No, commercially packaged ground nutmeg does not spoil, but over time it begins to lose its potency and does not impart the expected flavor to food – the stated expiry date is for best quality only. Store-bought nutmeg, whole or ground, won’t go bad, but at some point, store-bought nutmeg will start to lose its potency and your dishes will taste different. Nutmeg is great for pumpkin and apple pies or cream dishes, but CAN go bad if not stored properly.
The best nutmegs for cooking are about an inch long, but for most of recorded history, nutmeg resembled a football kicked by Arab, Portuguese, French, English, and Dutch spice merchants. Nutmeg is native to the Banda Islands, a small volcanic archipelago located 250 miles east of Indonesia. Native to the Banda Islands in Indonesia, commonly referred to as the Spice Islands, nutmeg is the seed of the fruit of an evergreen tree. For over a thousand years, the Banda Islands have been the only source of nutmeg and mace in the world.
Is it OK to use expired nutmeg?
Nutmeg doesn’t go rancid quickly. So, it is generally safe to consume nutmeg even if its expiry date is passed. But, if you want to use very old nutmeg in your cooking recipes, it might not add any flavor to your food, and an old nutmeg has zero flavors.
Can you get sick from eating old spices?

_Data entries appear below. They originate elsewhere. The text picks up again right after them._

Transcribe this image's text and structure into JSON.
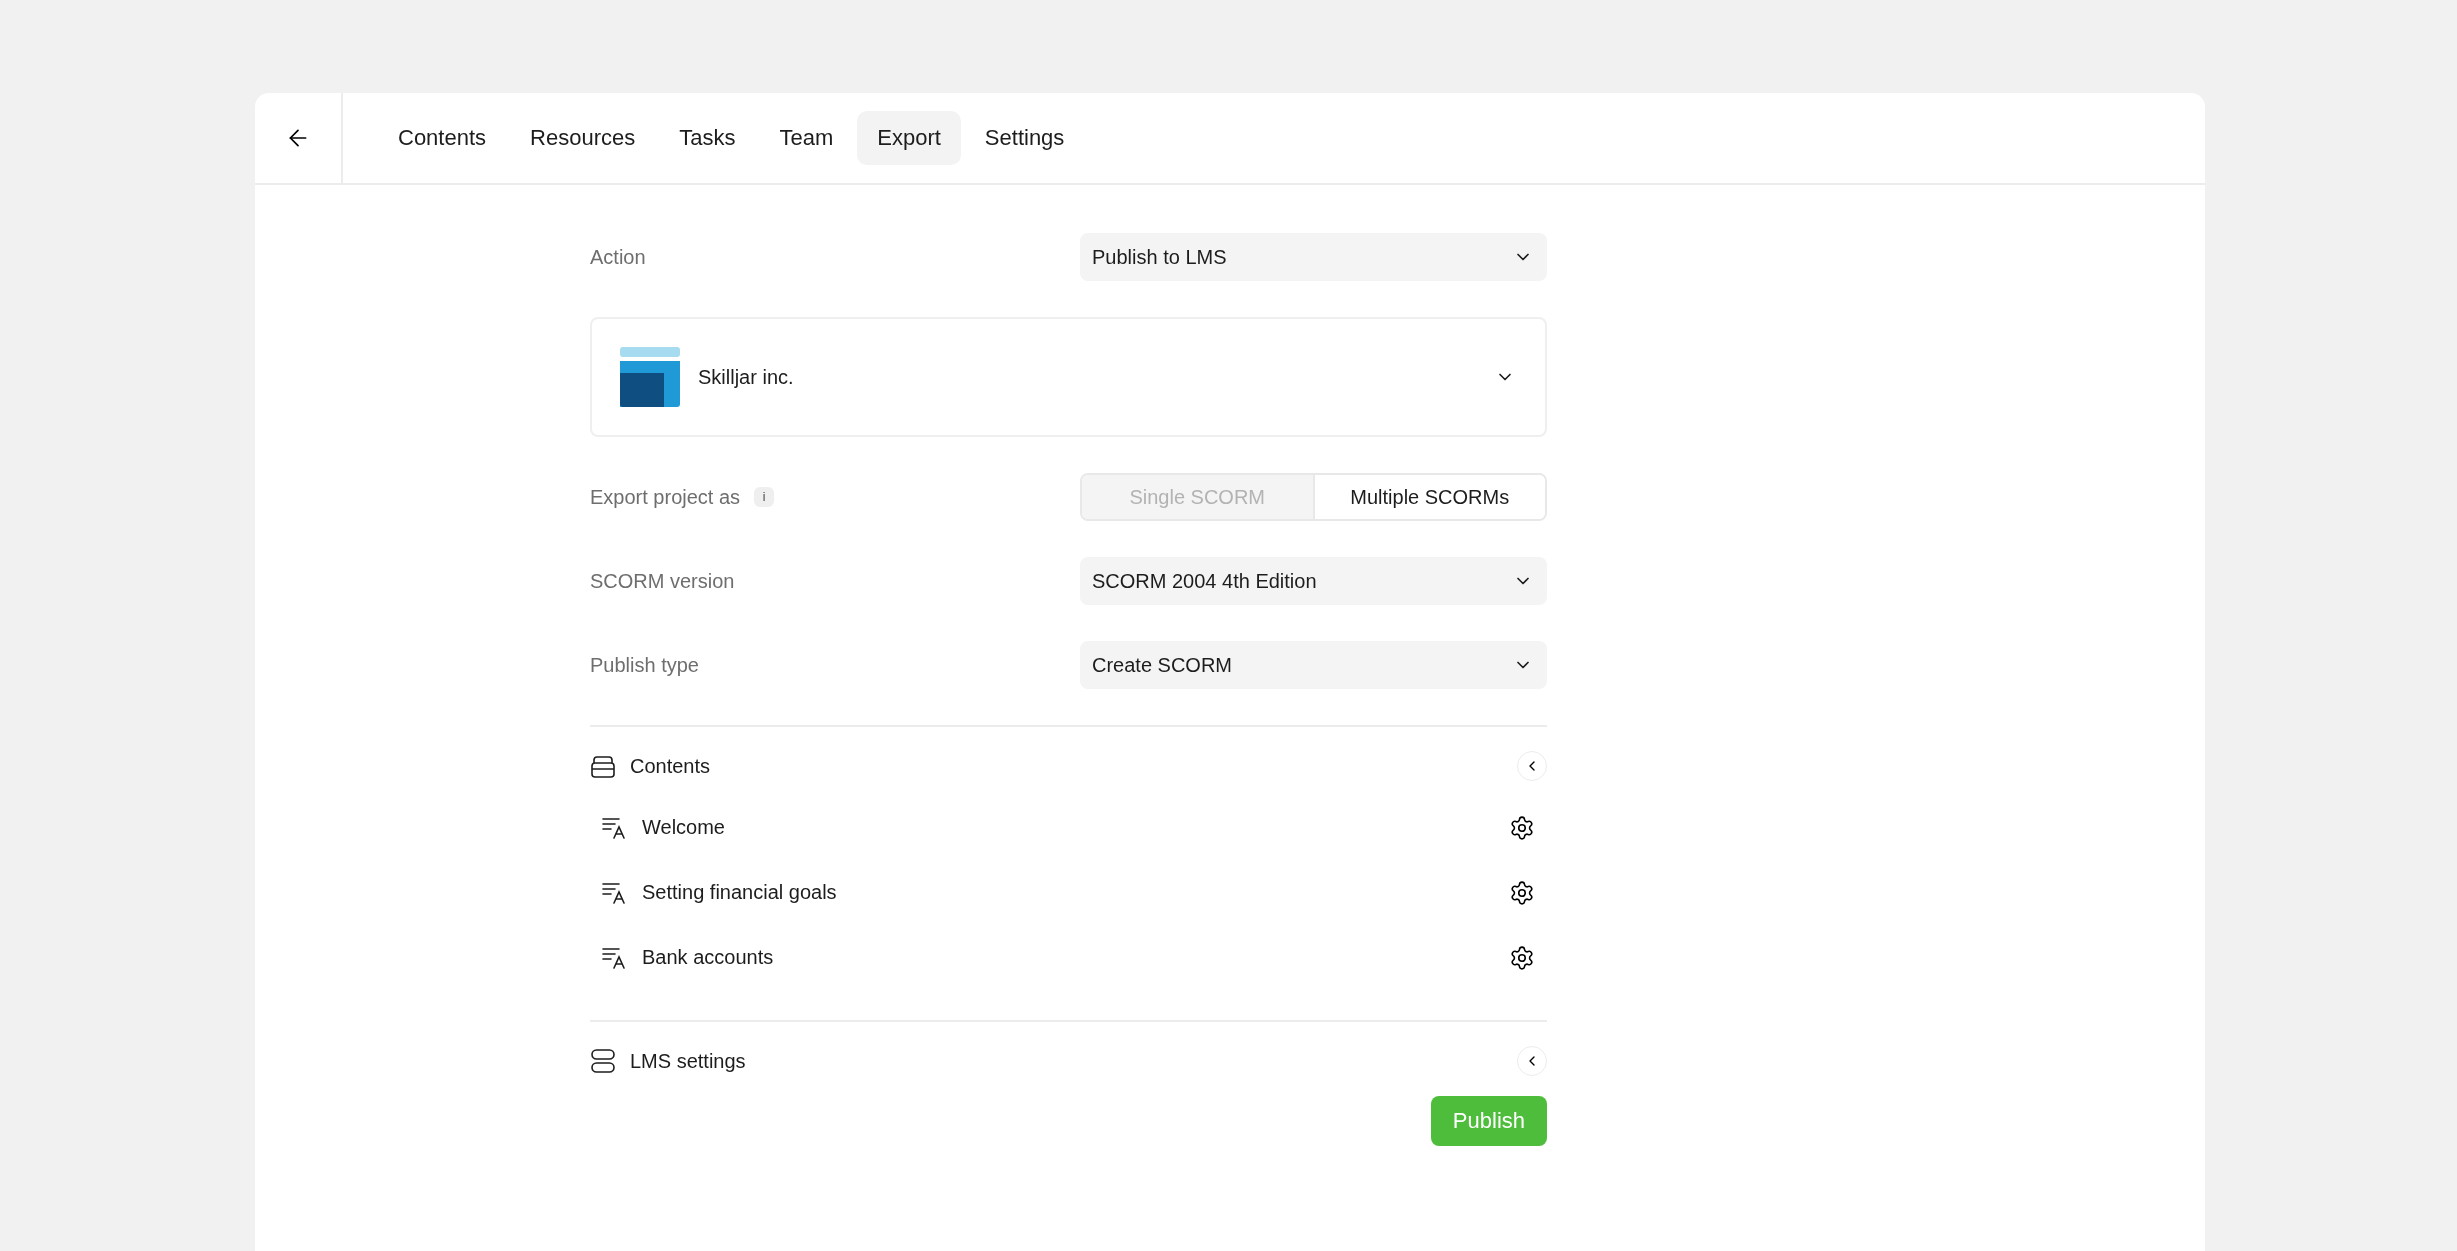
{
  "tabs": [
    {
      "label": "Contents",
      "selected": false
    },
    {
      "label": "Resources",
      "selected": false
    },
    {
      "label": "Tasks",
      "selected": false
    },
    {
      "label": "Team",
      "selected": false
    },
    {
      "label": "Export",
      "selected": true
    },
    {
      "label": "Settings",
      "selected": false
    }
  ],
  "fields": [
    {
      "kind": "select",
      "label": "Action",
      "value": "Publish to LMS"
    },
    {
      "kind": "account",
      "value": "Skilljar inc."
    },
    {
      "kind": "toggle",
      "label": "Export project as",
      "info": "i",
      "options": [
        {
          "label": "Single SCORM",
          "selected": false
        },
        {
          "label": "Multiple SCORMs",
          "selected": true
        }
      ]
    },
    {
      "kind": "select",
      "label": "SCORM version",
      "value": "SCORM 2004 4th Edition"
    },
    {
      "kind": "select",
      "label": "Publish type",
      "value": "Create SCORM"
    }
  ],
  "sections": [
    {
      "kind": "stack",
      "title": "Contents",
      "items": [
        "Welcome",
        "Setting financial goals",
        "Bank accounts"
      ]
    },
    {
      "kind": "server",
      "title": "LMS settings"
    }
  ],
  "publish_button": "Publish"
}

No, your awful, miserable, flavorless flavors won’t make you wiped out. Stop and think for a minute: Your flavors may be terrible, yet they’re not exactly terminated. The date on the container is valuable for monitoring newness (and recall, newness rises to season), yet you can in any case in fact utilize a zest regardless of whether it’s previous that lapse date.

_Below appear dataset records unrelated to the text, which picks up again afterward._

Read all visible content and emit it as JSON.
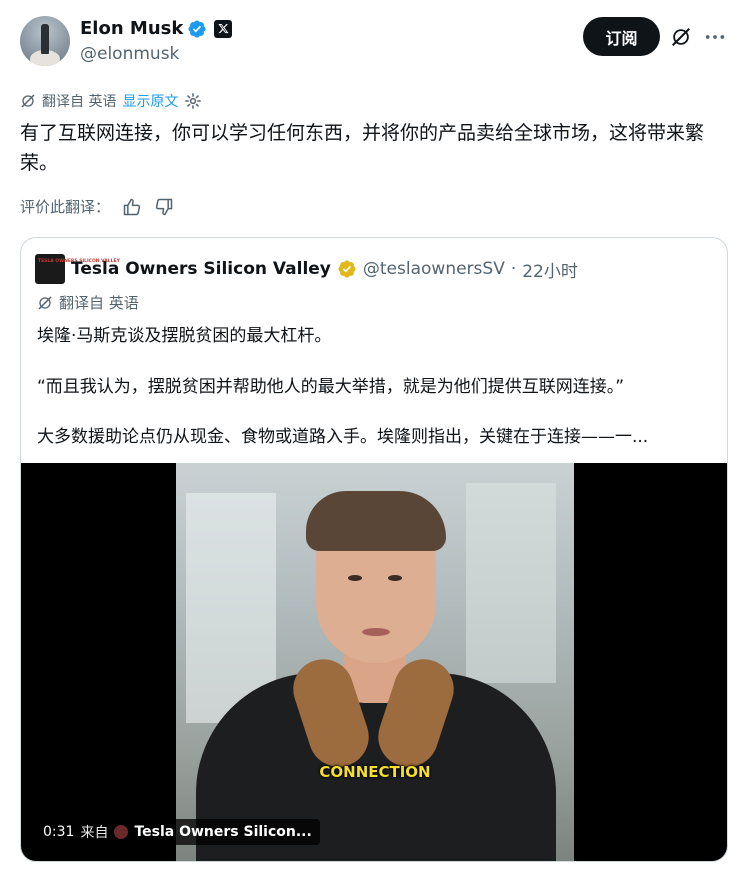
{
  "author": {
    "name": "Elon Musk",
    "handle": "@elonmusk"
  },
  "actions": {
    "subscribe_label": "订阅"
  },
  "translation": {
    "translated_from": "翻译自 英语",
    "show_original": "显示原文"
  },
  "tweet": {
    "text": "有了互联网连接，你可以学习任何东西，并将你的产品卖给全球市场，这将带来繁荣。"
  },
  "rating": {
    "label": "评价此翻译："
  },
  "quote": {
    "avatar_text": "TESLA OWNERS SILICON VALLEY",
    "name": "Tesla Owners Silicon Valley",
    "handle": "@teslaownersSV",
    "separator": "·",
    "time": "22小时",
    "translated_from": "翻译自 英语",
    "paragraphs": [
      "埃隆·马斯克谈及摆脱贫困的最大杠杆。",
      "“而且我认为，摆脱贫困并帮助他人的最大举措，就是为他们提供互联网连接。”",
      "大多数援助论点仍从现金、食物或道路入手。埃隆则指出，关键在于连接——一..."
    ]
  },
  "video": {
    "caption": "CONNECTION",
    "duration": "0:31",
    "from_label": "来自",
    "source_name": "Tesla Owners Silicon..."
  },
  "colors": {
    "text_primary": "#0f1419",
    "text_secondary": "#536471",
    "link": "#1d9bf0",
    "verified_blue": "#1d9bf0",
    "verified_gold": "#e2b719",
    "button_bg": "#0f1419",
    "border": "#cfd9de"
  },
  "icons": {
    "verified": "verified-badge-icon",
    "x_badge": "x-logo-icon",
    "grok": "grok-icon",
    "more": "more-dots-icon",
    "translate": "translate-icon",
    "settings": "gear-icon",
    "like": "thumbs-up-icon",
    "dislike": "thumbs-down-icon"
  }
}
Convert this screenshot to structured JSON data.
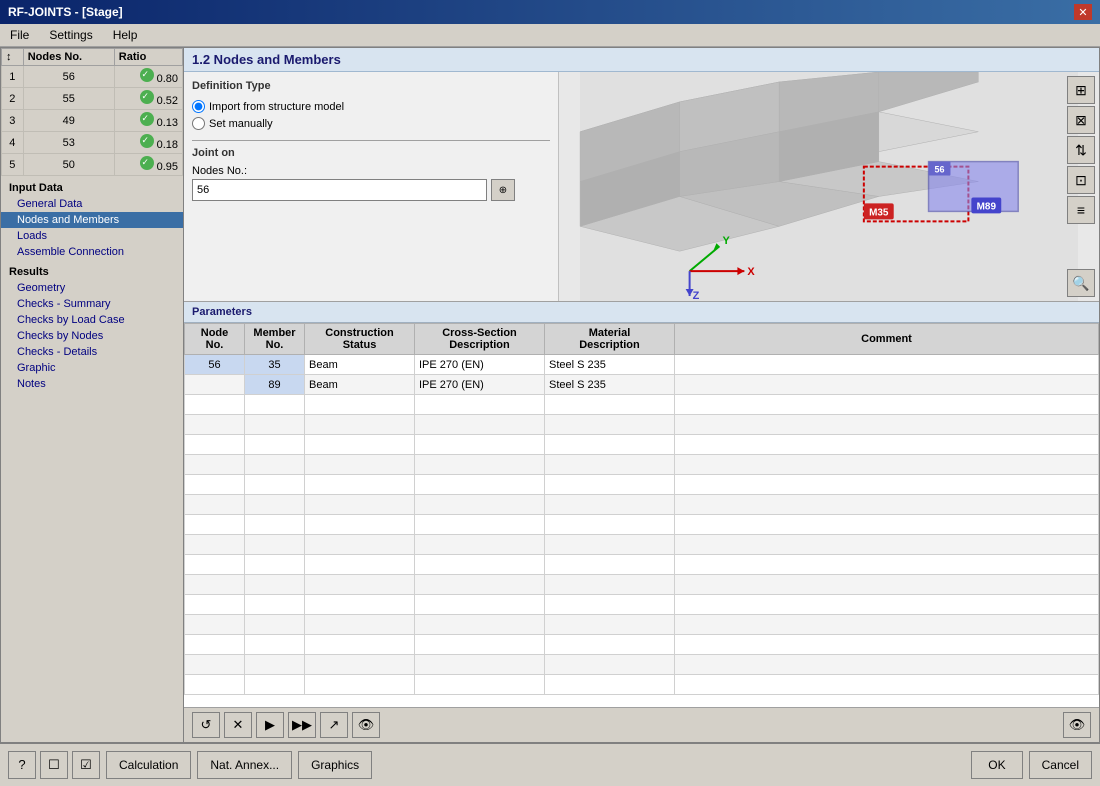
{
  "window": {
    "title": "RF-JOINTS - [Stage]",
    "close_label": "✕"
  },
  "menu": {
    "items": [
      "File",
      "Settings",
      "Help"
    ]
  },
  "left_table": {
    "headers": [
      "↕",
      "Nodes No.",
      "Ratio"
    ],
    "rows": [
      {
        "id": 1,
        "node": 56,
        "ratio": "0.80"
      },
      {
        "id": 2,
        "node": 55,
        "ratio": "0.52"
      },
      {
        "id": 3,
        "node": 49,
        "ratio": "0.13"
      },
      {
        "id": 4,
        "node": 53,
        "ratio": "0.18"
      },
      {
        "id": 5,
        "node": 50,
        "ratio": "0.95"
      }
    ]
  },
  "nav": {
    "input_data_label": "Input Data",
    "items_input": [
      {
        "label": "General Data",
        "active": false
      },
      {
        "label": "Nodes and Members",
        "active": true
      },
      {
        "label": "Loads",
        "active": false
      },
      {
        "label": "Assemble Connection",
        "active": false
      }
    ],
    "results_label": "Results",
    "items_results": [
      {
        "label": "Geometry",
        "active": false
      },
      {
        "label": "Checks - Summary",
        "active": false
      },
      {
        "label": "Checks by Load Case",
        "active": false
      },
      {
        "label": "Checks by Nodes",
        "active": false
      },
      {
        "label": "Checks - Details",
        "active": false
      },
      {
        "label": "Graphic",
        "active": false
      },
      {
        "label": "Notes",
        "active": false
      }
    ]
  },
  "panel_title": "1.2 Nodes and Members",
  "definition_type": {
    "label": "Definition Type",
    "options": [
      {
        "label": "Import from structure model",
        "selected": true
      },
      {
        "label": "Set manually",
        "selected": false
      }
    ]
  },
  "joint_on": {
    "label": "Joint on",
    "nodes_no_label": "Nodes No.:",
    "nodes_no_value": "56",
    "btn_icon": "⊕"
  },
  "parameters": {
    "label": "Parameters",
    "headers": [
      "Node No.",
      "Member No.",
      "Construction Status",
      "Cross-Section Description",
      "Material Description",
      "Comment"
    ],
    "rows": [
      {
        "node_no": "56",
        "member_no": "35",
        "construction_status": "Beam",
        "cross_section": "IPE 270 (EN)",
        "material": "Steel S 235",
        "comment": ""
      },
      {
        "node_no": "",
        "member_no": "89",
        "construction_status": "Beam",
        "cross_section": "IPE 270 (EN)",
        "material": "Steel S 235",
        "comment": ""
      }
    ]
  },
  "toolbar": {
    "btn_reset": "↺",
    "btn_delete": "✕",
    "btn_next": "▶",
    "btn_next_next": "▶▶",
    "btn_export": "↗",
    "btn_eye": "👁"
  },
  "view_toolbar": {
    "btn1": "⊞",
    "btn2": "⊠",
    "btn3": "↕",
    "btn4": "⊡",
    "btn5": "☰"
  },
  "bottom_bar": {
    "icon1": "?",
    "icon2": "☐",
    "icon3": "☑",
    "calculation_label": "Calculation",
    "nat_annex_label": "Nat. Annex...",
    "graphics_label": "Graphics",
    "ok_label": "OK",
    "cancel_label": "Cancel"
  },
  "colors": {
    "accent_blue": "#1a3a8a",
    "header_blue": "#d8e4f0",
    "node_56_color": "#4444cc",
    "member_m35_color": "#cc0000",
    "member_m89_color": "#4444cc"
  }
}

Does black pepper expire?
In the event that there’s no date on the bundle or just a bundling date, you ought to realize that entire peppercorns save quality for around 3 to 4 years, and ground pepper is best for perhaps two years (MC). What is this? If it’s not too much trouble, note that the periods above are for ideal quality. Pepper won’t ruin on the off chance that you store it appropriately.